Extracted material:

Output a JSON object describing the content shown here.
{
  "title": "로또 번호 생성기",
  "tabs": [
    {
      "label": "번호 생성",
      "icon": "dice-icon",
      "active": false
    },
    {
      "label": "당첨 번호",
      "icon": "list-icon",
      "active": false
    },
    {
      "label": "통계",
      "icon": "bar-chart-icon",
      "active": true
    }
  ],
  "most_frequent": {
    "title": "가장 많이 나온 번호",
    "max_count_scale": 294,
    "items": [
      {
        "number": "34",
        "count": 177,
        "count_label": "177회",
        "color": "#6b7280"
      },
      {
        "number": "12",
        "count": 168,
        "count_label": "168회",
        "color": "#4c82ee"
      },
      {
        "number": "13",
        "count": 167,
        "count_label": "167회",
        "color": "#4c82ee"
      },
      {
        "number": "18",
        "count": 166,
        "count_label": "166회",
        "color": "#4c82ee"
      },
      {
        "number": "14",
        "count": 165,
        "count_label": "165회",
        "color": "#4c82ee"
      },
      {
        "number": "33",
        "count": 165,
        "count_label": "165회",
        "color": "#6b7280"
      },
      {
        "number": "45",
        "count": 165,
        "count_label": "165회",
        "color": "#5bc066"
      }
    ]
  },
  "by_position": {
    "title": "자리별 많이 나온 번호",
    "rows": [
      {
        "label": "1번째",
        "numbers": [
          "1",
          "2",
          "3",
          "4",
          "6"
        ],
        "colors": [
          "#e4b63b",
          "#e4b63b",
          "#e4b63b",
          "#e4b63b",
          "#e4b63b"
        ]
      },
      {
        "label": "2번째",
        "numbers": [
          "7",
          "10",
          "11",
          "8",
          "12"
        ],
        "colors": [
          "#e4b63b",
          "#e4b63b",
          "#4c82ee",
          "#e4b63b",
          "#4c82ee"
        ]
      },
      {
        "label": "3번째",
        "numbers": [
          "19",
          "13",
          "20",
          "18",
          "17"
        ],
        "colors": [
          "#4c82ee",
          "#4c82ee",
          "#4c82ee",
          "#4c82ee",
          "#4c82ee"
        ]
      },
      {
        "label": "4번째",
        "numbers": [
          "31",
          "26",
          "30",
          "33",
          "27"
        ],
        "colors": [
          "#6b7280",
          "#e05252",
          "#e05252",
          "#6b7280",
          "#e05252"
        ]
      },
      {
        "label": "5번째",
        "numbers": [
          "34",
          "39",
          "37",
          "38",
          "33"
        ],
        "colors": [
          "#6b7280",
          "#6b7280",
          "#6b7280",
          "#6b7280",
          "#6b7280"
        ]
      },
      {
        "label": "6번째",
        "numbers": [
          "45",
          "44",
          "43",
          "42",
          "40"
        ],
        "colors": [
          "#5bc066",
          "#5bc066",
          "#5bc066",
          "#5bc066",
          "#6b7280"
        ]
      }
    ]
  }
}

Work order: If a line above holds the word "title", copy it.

Output for this task:
  "title": "로또 번호 생성기",
    "title": "가장 많이 나온 번호",
    "title": "자리별 많이 나온 번호",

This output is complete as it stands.